In his episode of Who Do You Think You Are?, Bryan Cranston used a resource that I love: the register from a U.S. National Home for Disabled Volunteer Soldiers. These records are often overlooked in Civil War research, overshadowed by pension and service records. However, there are clues in these registers that we need to look at.
A History of the National Homes
The Civil War left countless men with injuries — physical, mental, emotional — that rendered them unable to live the life they had before the war. To care for these men (specifically, those who fought for the Union), Congress authorized the National Homes of Disabled Volunteer Soldiers in 1865. (They were originally called the National Asylums; “Asylum” was changed to “Home” in 1873.) Union veterans who could prove their disability were related to their service were eligible for admission. The requirements were loosened over time to allow veterans from other wars and those whose disabilities were not service-related.
Admission to the Homes were voluntary and veterans could choose which Home they wanted. Some opted for one in warmer areas, such as the Pacific Branch near Los Angeles. Some chose a home near he had children living. (Always research all of the children!)
The National Homes for Disabled Volunteer Soldiers included:
- Eastern Branch, Togus Springs, Maine
- Central Branch, Dayton, Ohio
- Northwestern Branch, Milwaukee, Wisconsin
- Southern Branch, Hampton, Virginia
- Western Branch, Leavenworth, Kansas
- Pacific Branch, Sawtelle, California
- Marion Branch, Marion, Indiana
- Danville Branch, Danville, Illinois
- Mountain Branch, Johnson City, Tennessee
- Battle Mountain Sanitarium, Hot Springs, South Dakota
- Bath Branch, Bath, New York
- Roseburg Branch, Roseburg, Oregon
- St. Petersburg Home, St. Petersburg, Florida

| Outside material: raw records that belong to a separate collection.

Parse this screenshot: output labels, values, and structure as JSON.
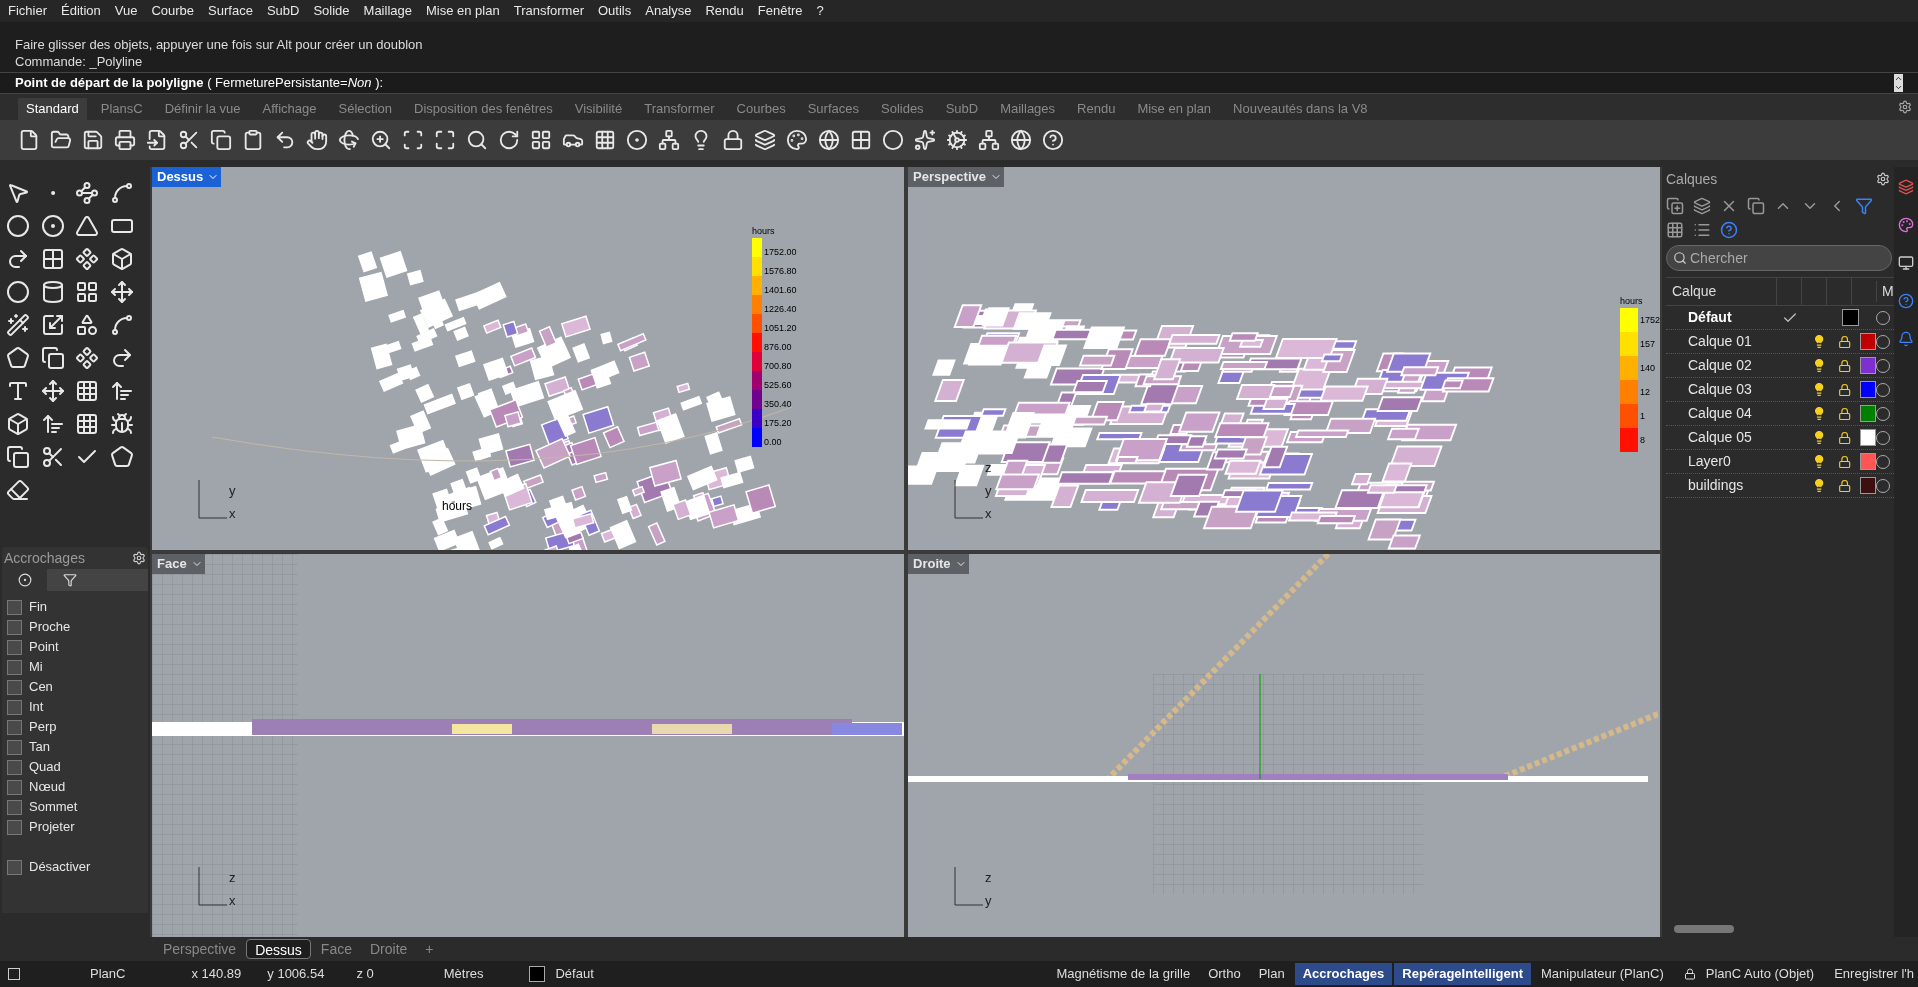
{
  "menu": [
    "Fichier",
    "Édition",
    "Vue",
    "Courbe",
    "Surface",
    "SubD",
    "Solide",
    "Maillage",
    "Mise en plan",
    "Transformer",
    "Outils",
    "Analyse",
    "Rendu",
    "Fenêtre",
    "?"
  ],
  "command": {
    "history": [
      "Faire glisser des objets, appuyer une fois sur Alt pour créer un doublon",
      "Commande: _Polyline"
    ],
    "prompt": "**Point de départ de la polyligne** ( FermeturePersistante=*Non* ):"
  },
  "toolbar_tabs": [
    {
      "label": "Standard",
      "selected": true
    },
    {
      "label": "PlansC",
      "selected": false
    },
    {
      "label": "Définir la vue",
      "selected": false
    },
    {
      "label": "Affichage",
      "selected": false
    },
    {
      "label": "Sélection",
      "selected": false
    },
    {
      "label": "Disposition des fenêtres",
      "selected": false
    },
    {
      "label": "Visibilité",
      "selected": false
    },
    {
      "label": "Transformer",
      "selected": false
    },
    {
      "label": "Courbes",
      "selected": false
    },
    {
      "label": "Surfaces",
      "selected": false
    },
    {
      "label": "Solides",
      "selected": false
    },
    {
      "label": "SubD",
      "selected": false
    },
    {
      "label": "Maillages",
      "selected": false
    },
    {
      "label": "Rendu",
      "selected": false
    },
    {
      "label": "Mise en plan",
      "selected": false
    },
    {
      "label": "Nouveautés dans la V8",
      "selected": false
    }
  ],
  "viewports": [
    {
      "title": "Dessus",
      "selected": true,
      "kind": "top",
      "axes": [
        "y",
        "x"
      ],
      "legend": {
        "title": "hours",
        "labels": [
          "1752.00",
          "1576.80",
          "1401.60",
          "1226.40",
          "1051.20",
          "876.00",
          "700.80",
          "525.60",
          "350.40",
          "175.20",
          "0.00"
        ]
      },
      "caption": "hours"
    },
    {
      "title": "Perspective",
      "selected": false,
      "kind": "perspective",
      "axes": [
        "z",
        "y",
        "x"
      ],
      "legend": {
        "title": "hours",
        "labels": [
          "1752",
          "157",
          "140",
          "12",
          "1",
          "8"
        ]
      }
    },
    {
      "title": "Face",
      "selected": false,
      "kind": "front",
      "axes": [
        "z",
        "x"
      ]
    },
    {
      "title": "Droite",
      "selected": false,
      "kind": "right",
      "axes": [
        "z",
        "y"
      ]
    }
  ],
  "snaps": {
    "title": "Accrochages",
    "items": [
      {
        "label": "Fin",
        "checked": false
      },
      {
        "label": "Proche",
        "checked": false
      },
      {
        "label": "Point",
        "checked": false
      },
      {
        "label": "Mi",
        "checked": false
      },
      {
        "label": "Cen",
        "checked": false
      },
      {
        "label": "Int",
        "checked": false
      },
      {
        "label": "Perp",
        "checked": false
      },
      {
        "label": "Tan",
        "checked": false
      },
      {
        "label": "Quad",
        "checked": false
      },
      {
        "label": "Nœud",
        "checked": false
      },
      {
        "label": "Sommet",
        "checked": false
      },
      {
        "label": "Projeter",
        "checked": false
      }
    ],
    "disable": {
      "label": "Désactiver",
      "checked": false
    }
  },
  "layers": {
    "title": "Calques",
    "search": {
      "placeholder": "Chercher"
    },
    "columns": [
      "Calque",
      "M"
    ],
    "rows": [
      {
        "name": "Défaut",
        "current": true,
        "color": "#000000"
      },
      {
        "name": "Calque 01",
        "current": false,
        "color": "#c00000"
      },
      {
        "name": "Calque 02",
        "current": false,
        "color": "#7f2fd0"
      },
      {
        "name": "Calque 03",
        "current": false,
        "color": "#0000ff"
      },
      {
        "name": "Calque 04",
        "current": false,
        "color": "#008000"
      },
      {
        "name": "Calque 05",
        "current": false,
        "color": "#ffffff"
      },
      {
        "name": "Layer0",
        "current": false,
        "color": "#ff5555"
      },
      {
        "name": "buildings",
        "current": false,
        "color": "#3d1010"
      }
    ]
  },
  "viewport_tabs": [
    {
      "label": "Perspective",
      "selected": false
    },
    {
      "label": "Dessus",
      "selected": true
    },
    {
      "label": "Face",
      "selected": false
    },
    {
      "label": "Droite",
      "selected": false
    },
    {
      "label": "+",
      "selected": false
    }
  ],
  "status_bar": {
    "plane": "PlanC",
    "x": "x 140.89",
    "y": "y 1006.54",
    "z": "z 0",
    "units": "Mètres",
    "layer": {
      "name": "Défaut",
      "color": "#000000"
    },
    "toggles": [
      {
        "label": "Magnétisme de la grille",
        "on": false
      },
      {
        "label": "Ortho",
        "on": false
      },
      {
        "label": "Plan",
        "on": false
      },
      {
        "label": "Accrochages",
        "on": true
      },
      {
        "label": "RepérageIntelligent",
        "on": true
      },
      {
        "label": "Manipulateur (PlanC)",
        "on": false
      }
    ],
    "lock_plane": "PlanC Auto (Objet)",
    "record": "Enregistrer l'h"
  }
}
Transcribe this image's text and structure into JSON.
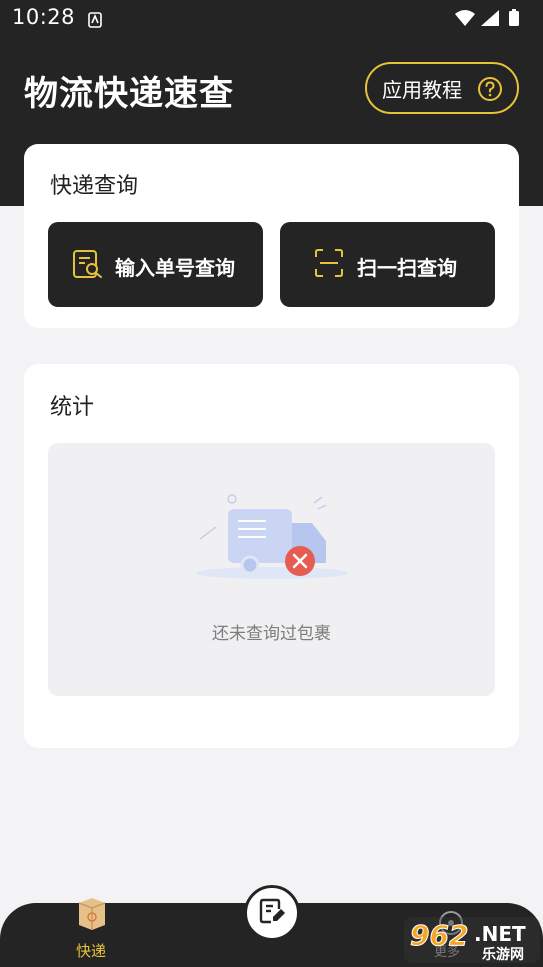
{
  "status_bar": {
    "time": "10:28",
    "notification_icon": "app-notification-icon",
    "icons": [
      "wifi-icon",
      "signal-icon",
      "battery-icon"
    ]
  },
  "header": {
    "title": "物流快递速查",
    "tutorial_label": "应用教程",
    "tutorial_icon": "help-circle-icon",
    "accent_color": "#e8c33a",
    "background_color": "#242424"
  },
  "query_card": {
    "title": "快递查询",
    "input_button_label": "输入单号查询",
    "input_button_icon": "document-search-icon",
    "scan_button_label": "扫一扫查询",
    "scan_button_icon": "scan-icon"
  },
  "stats_card": {
    "title": "统计",
    "empty_text": "还未查询过包裹",
    "empty_icon": "delivery-truck-error-icon"
  },
  "bottom_nav": {
    "items": [
      {
        "label": "快递",
        "icon": "package-box-icon",
        "active": true
      },
      {
        "label": "",
        "icon": "edit-document-icon",
        "active": false
      },
      {
        "label": "更多",
        "icon": "more-icon",
        "active": false
      }
    ]
  },
  "watermark": {
    "brand": "962",
    "suffix": ".NET",
    "subtitle": "乐游网"
  }
}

- Biloxi Home, Biloxi, Mississippi
- Tuskegee Home, Tuskegee, Alabama
The records that family historians will get the most out of are the registers. Here’s the entry for Joseph H. Cranston, Bryan Cranston’s great-great-grandfather:
The Military History section at the top contains a recap of Joseph’s military service, including three different regiments that he served in during the Civil War. It also lists “varicose veins” as the kind of disability he had.
The Domestic History section is where we can find some good biographical details, which is certainly the case with Joseph Cranston. Here’s the first part of that section:
We learn his birthplace as County Armagh, Ireland. He was age 57 when he was admitted. After he left the service, he lived in Fostoria, Ohio and was a carpenter. The right-hand part of this section gives even more clues:
He claimed to be single. He lists his friend Nathan Hatfield of Fostoria as his nearest relative. (Joseph’s son would probably disagree with that distinction.)
The Home History section is where the National Home would list when and where the veteran was admitted. It isn’t unusual to find a veteran staying for short periods of time over several years or moving to a different home. Joseph, however, was admitted to the Central Branch Home in Dayton on 1 September 1883 and there he stayed.
The right-hand portion tells about Joseph’s death:
He died 4 March 1889 from inhaling gas. He’s buried in section H3, grave 2.
The General Remarks section can contain all sorts of comments about the veteran. Here’s what Joseph Cranston’s record has:
“Mar. 8th 1889. Appraised Personal Effects $0.25”
Something not in Joseph Cranston’s record is his physical description. This section was added to later registers.
Finding These Records
The registers of most of the National Homes for Disabled Volunteer Soldiers are available on FamilySearch and on Ancestry. Some of the homes in these collections also have burial and/or death records. Note: neither site has the registers of the St. Petersburg, Biloxi, or Tuskegee homes. You will need to contact the National Archives for those records.
In addition to the National Homes, many states had their own soldiers/veterans homes. You can find out more about those in my post “State Soldiers Homes: A Different Place to Look.”